══ INFORMATION PROVIDED ══

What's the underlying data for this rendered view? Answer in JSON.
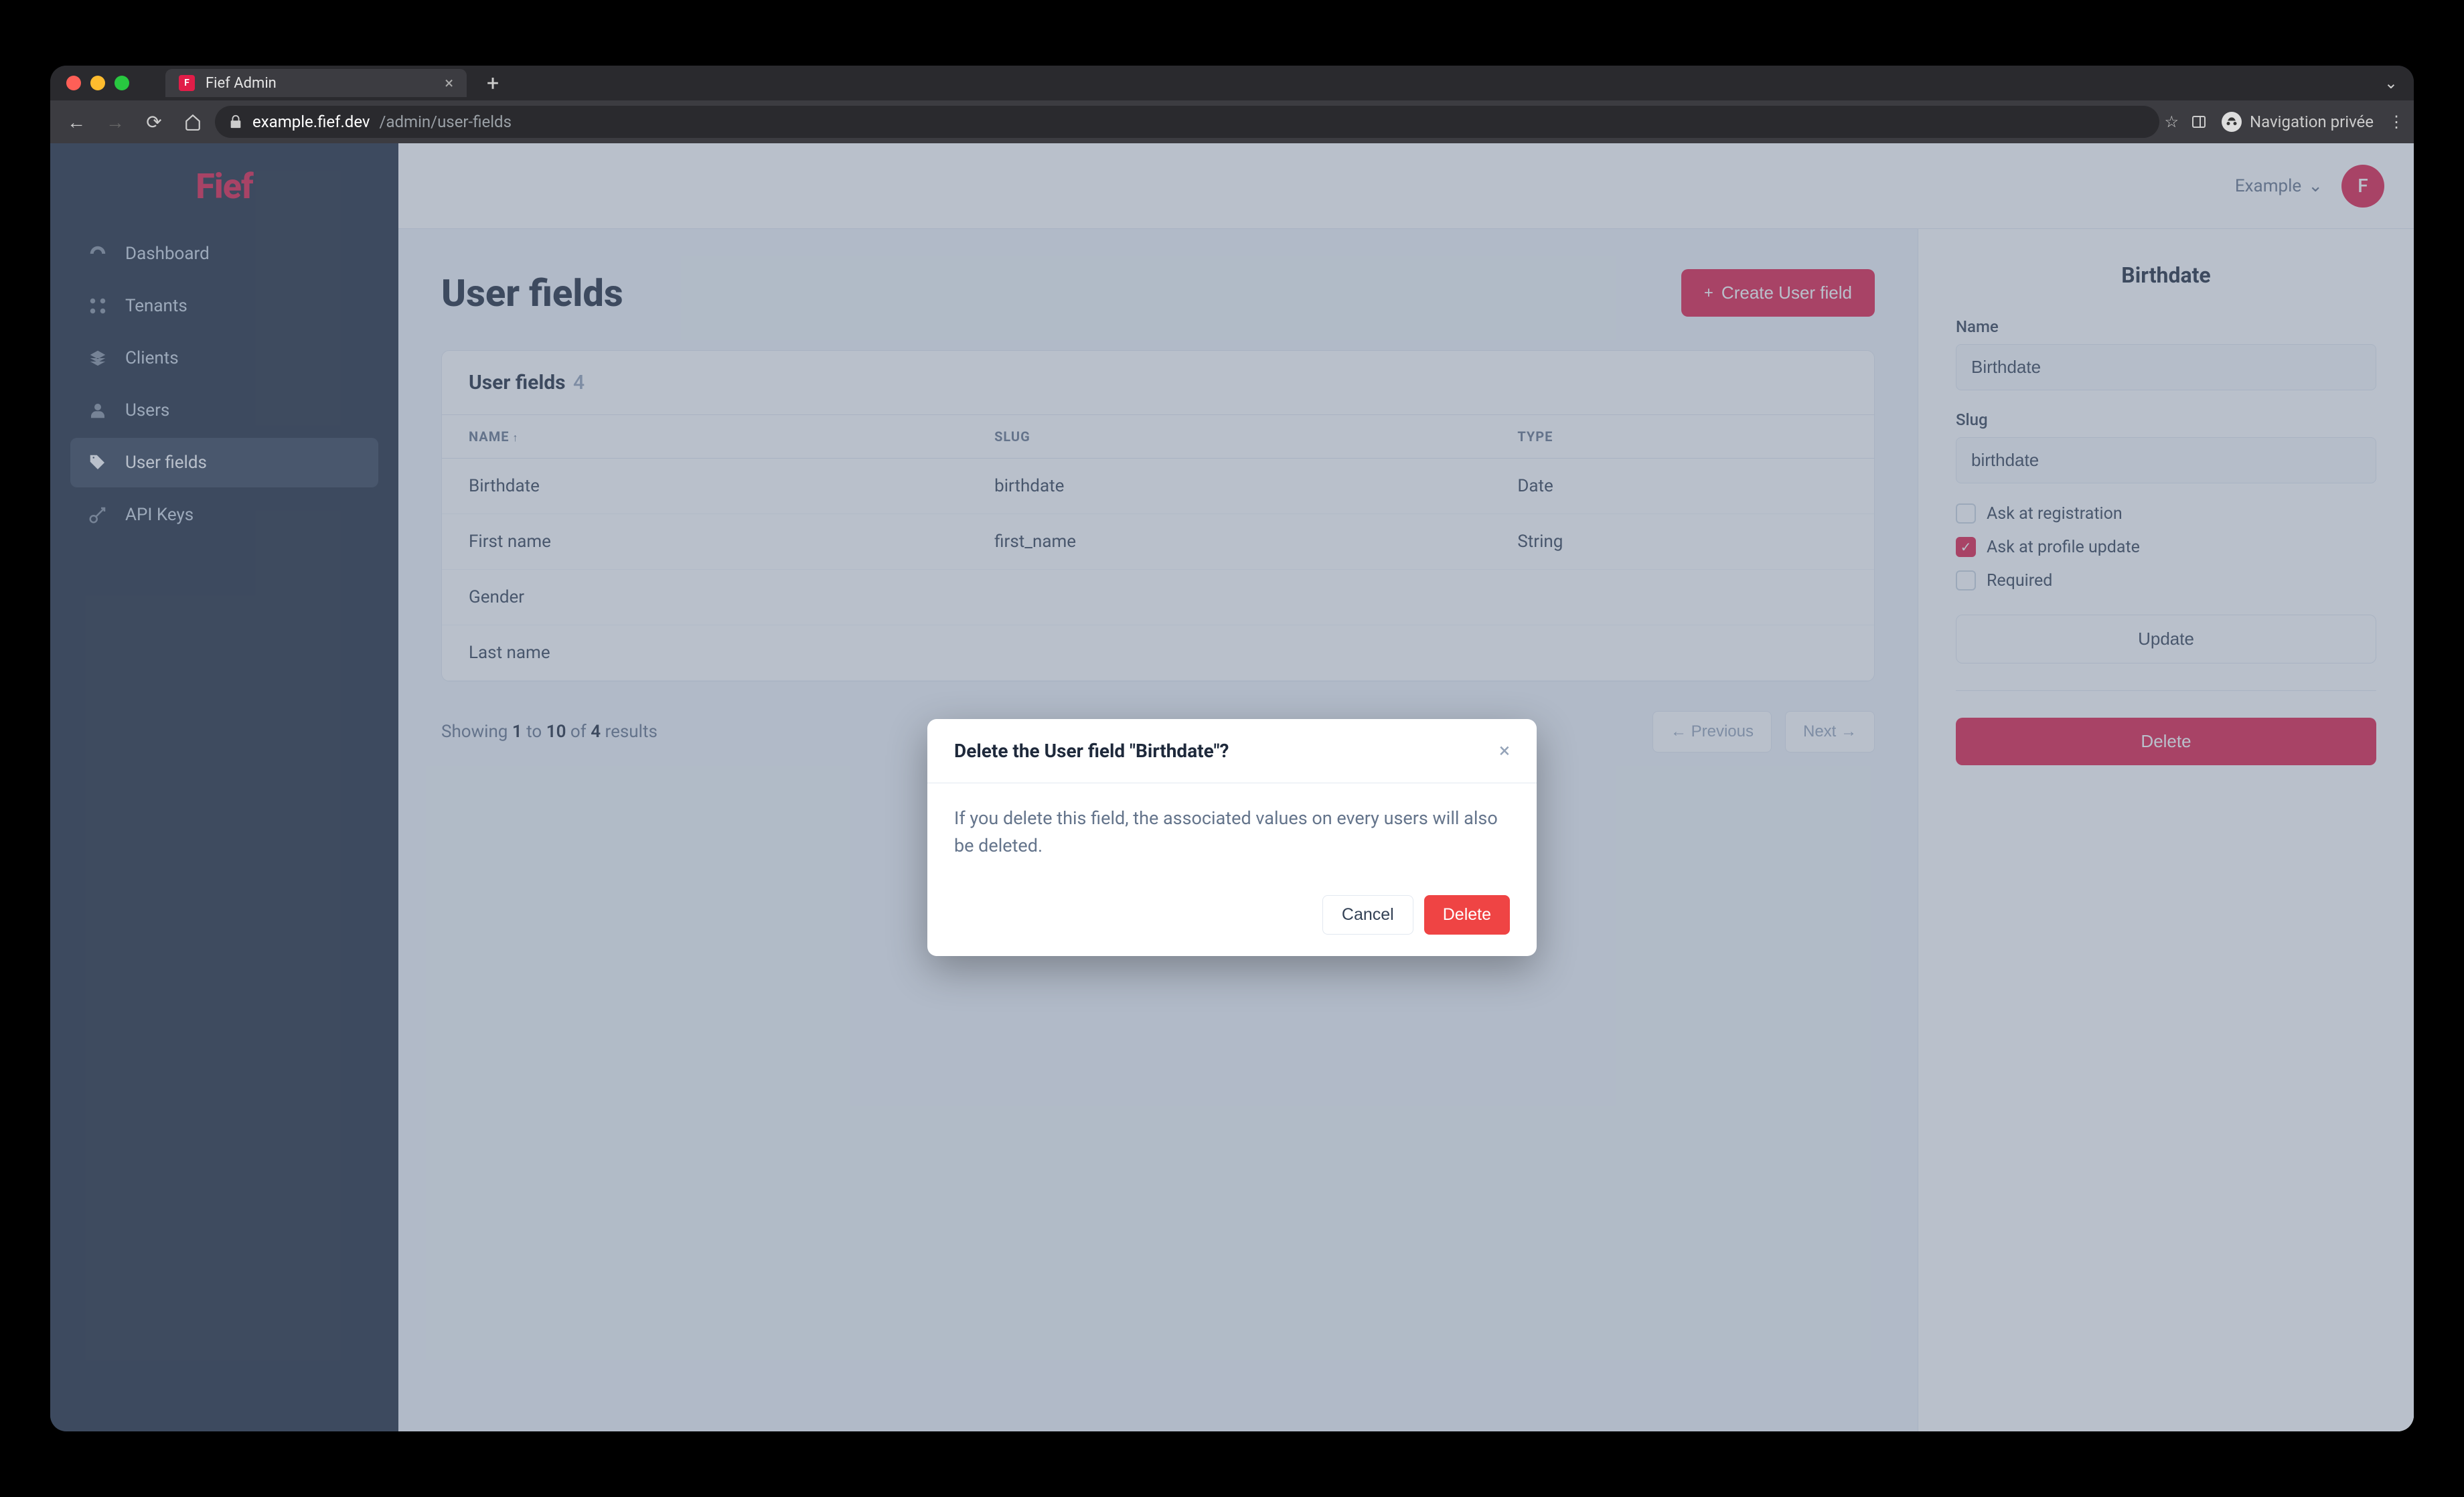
{
  "browser": {
    "tab_title": "Fief Admin",
    "url_domain": "example.fief.dev",
    "url_path": "/admin/user-fields",
    "incognito_label": "Navigation privée"
  },
  "brand": {
    "logo": "Fief"
  },
  "sidebar": {
    "items": [
      {
        "label": "Dashboard"
      },
      {
        "label": "Tenants"
      },
      {
        "label": "Clients"
      },
      {
        "label": "Users"
      },
      {
        "label": "User fields"
      },
      {
        "label": "API Keys"
      }
    ]
  },
  "topbar": {
    "workspace": "Example",
    "avatar_letter": "F"
  },
  "page": {
    "title": "User fields",
    "create_button": "Create User field",
    "card_title": "User fields",
    "count": "4",
    "columns": {
      "name": "Name",
      "slug": "Slug",
      "type": "Type"
    },
    "rows": [
      {
        "name": "Birthdate",
        "slug": "birthdate",
        "type": "Date"
      },
      {
        "name": "First name",
        "slug": "first_name",
        "type": "String"
      },
      {
        "name": "Gender",
        "slug": "",
        "type": ""
      },
      {
        "name": "Last name",
        "slug": "",
        "type": ""
      }
    ],
    "pager": {
      "showing": "Showing",
      "from": "1",
      "to_word": "to",
      "to": "10",
      "of_word": "of",
      "total": "4",
      "results": "results",
      "prev": "← Previous",
      "next": "Next →"
    }
  },
  "detail": {
    "title": "Birthdate",
    "name_label": "Name",
    "name_value": "Birthdate",
    "slug_label": "Slug",
    "slug_value": "birthdate",
    "ask_registration": "Ask at registration",
    "ask_profile_update": "Ask at profile update",
    "required": "Required",
    "update_button": "Update",
    "delete_button": "Delete"
  },
  "modal": {
    "title": "Delete the User field \"Birthdate\"?",
    "body": "If you delete this field, the associated values on every users will also be deleted.",
    "cancel": "Cancel",
    "delete": "Delete"
  }
}
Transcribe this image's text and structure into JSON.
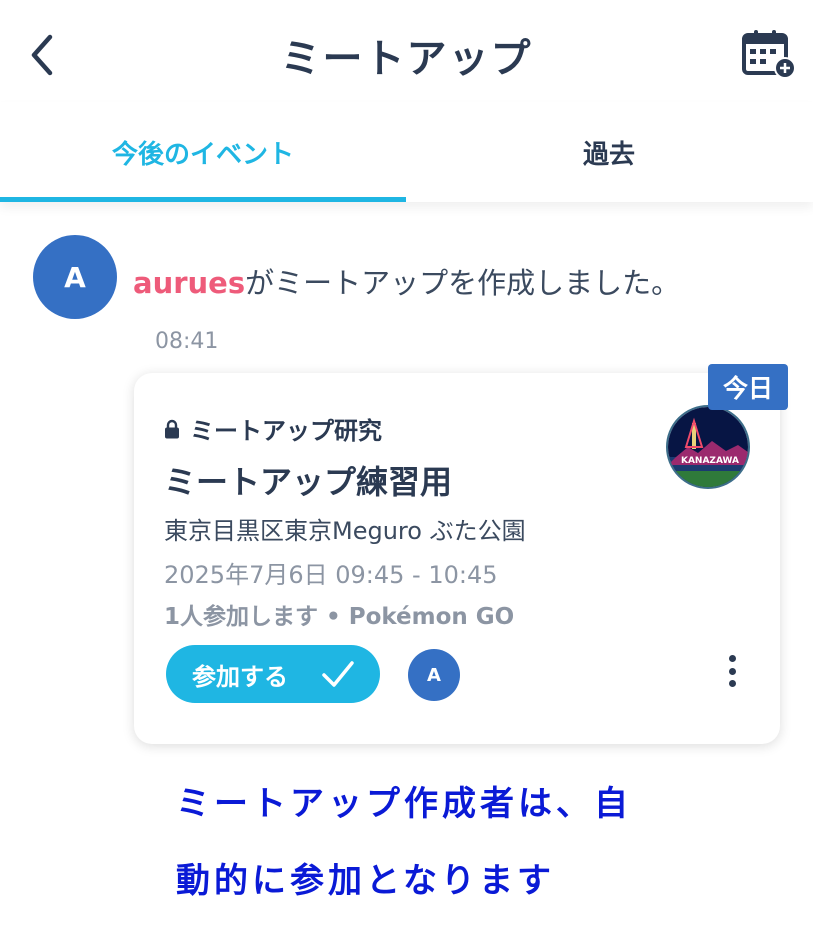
{
  "header": {
    "title": "ミートアップ",
    "back_icon": "chevron-left-icon",
    "calendar_icon": "calendar-add-icon"
  },
  "tabs": [
    {
      "label": "今後のイベント",
      "active": true
    },
    {
      "label": "過去",
      "active": false
    }
  ],
  "activity": {
    "avatar_initial": "A",
    "username": "aurues",
    "message": "がミートアップを作成しました。",
    "time": "08:41"
  },
  "event": {
    "badge": "今日",
    "community": "ミートアップ研究",
    "name": "ミートアップ練習用",
    "location": "東京目黒区東京Meguro ぶた公園",
    "datetime": "2025年7月6日  09:45 - 10:45",
    "participants": "1人参加します • Pokémon GO",
    "join_label": "参加する",
    "attendee_initial": "A",
    "image_text": "KANAZAWA"
  },
  "annotation": {
    "line1": "ミートアップ作成者は、自",
    "line2": "動的に参加となります"
  },
  "colors": {
    "accent": "#1fb6e3",
    "avatar": "#3570c4",
    "username": "#ee5b7a",
    "annotation": "#0a1ad6",
    "text": "#2b3a52"
  }
}
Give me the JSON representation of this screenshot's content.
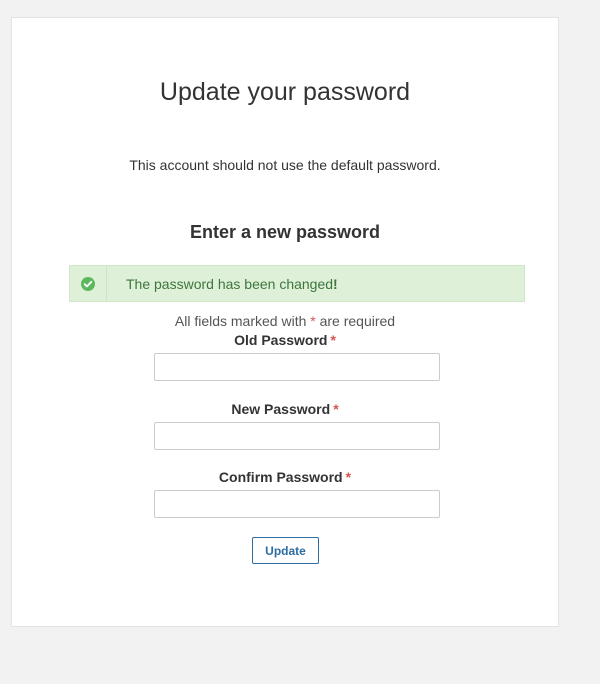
{
  "page": {
    "title": "Update your password",
    "subtitle": "This account should not use the default password.",
    "section_heading": "Enter a new password"
  },
  "alert": {
    "icon": "check-circle-icon",
    "message_prefix": "The password has been changed",
    "message_suffix": "!",
    "status_color": "#3c763d",
    "background_color": "#dff0d8"
  },
  "form": {
    "required_note_prefix": "All fields marked with ",
    "required_marker": "*",
    "required_note_suffix": " are required",
    "fields": [
      {
        "label": "Old Password",
        "value": "",
        "required_marker": "*"
      },
      {
        "label": "New Password",
        "value": "",
        "required_marker": "*"
      },
      {
        "label": "Confirm Password",
        "value": "",
        "required_marker": "*"
      }
    ],
    "submit_label": "Update"
  },
  "colors": {
    "accent": "#2e6da4",
    "required": "#d9534f",
    "success_icon": "#5cb85c"
  }
}
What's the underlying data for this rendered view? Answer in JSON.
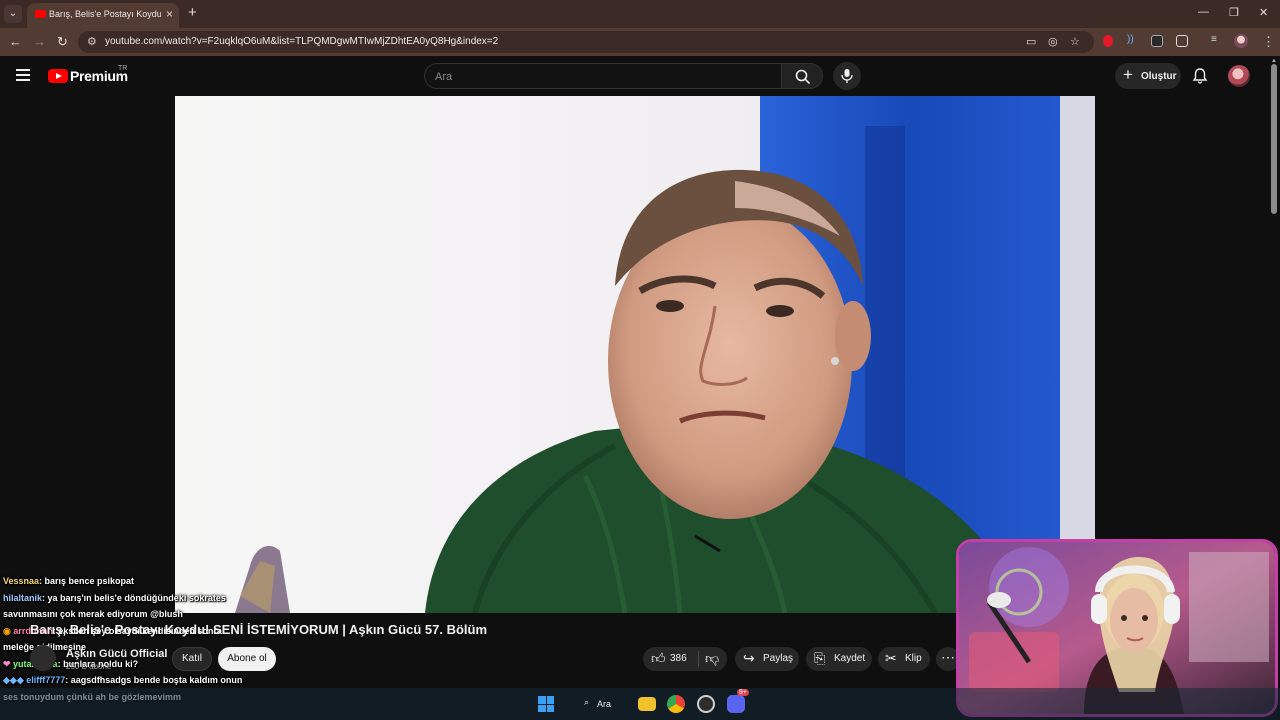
{
  "browser": {
    "tab_title": "Barış, Belis'e Postayı Koydu! SENİ",
    "url": "youtube.com/watch?v=F2uqklqO6uM&list=TLPQMDgwMTIwMjZDhtEA0yQ8Hg&index=2"
  },
  "header": {
    "logo_text": "Premium",
    "region": "TR",
    "search_placeholder": "Ara",
    "create_label": "Oluştur"
  },
  "video": {
    "title": "Barış, Belis'e Postayı Koydu! SENİ İSTEMİYORUM | Aşkın Gücü 57. Bölüm",
    "channel": "Aşkın Gücü Official",
    "subscribers": "250 B abone",
    "join_label": "Katıl",
    "subscribe_label": "Abone ol",
    "like_count": "386",
    "share_label": "Paylaş",
    "save_label": "Kaydet",
    "clip_label": "Klip"
  },
  "chat": [
    {
      "user": "Vessnaa",
      "user_color": "#f5d76e",
      "text": ": barış bence psikopat"
    },
    {
      "user": "hilaltanik",
      "user_color": "#9ec9ff",
      "text": ": ya barış'ın belis'e döndüğündeki sokrates savunmasını çok merak ediyorum @blush"
    },
    {
      "user": "arrdnnnn",
      "user_color": "#ff7fa8",
      "text": ": eksilen şey olsaydı kendisinden sonra meleğe gidilmesine"
    },
    {
      "user": "yutaleyuta",
      "user_color": "#7cff7c",
      "text": ": bunlara noldu ki?"
    },
    {
      "user": "elifff7777",
      "user_color": "#6fb7ff",
      "text": ": aagsdfhsadgs bende boşta kaldım onun ses tonuydum çünkü ah be gözlemevimm"
    }
  ],
  "taskbar": {
    "search_label": "Ara",
    "discord_badge": "9+"
  },
  "colors": {
    "browser_frame": "#3b2a25",
    "yt_red": "#ff0000",
    "background": "#0f0f0f",
    "cam_border": "#c53fa8"
  }
}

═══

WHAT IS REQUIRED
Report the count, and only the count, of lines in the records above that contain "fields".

EXERCISE SOLUTION
6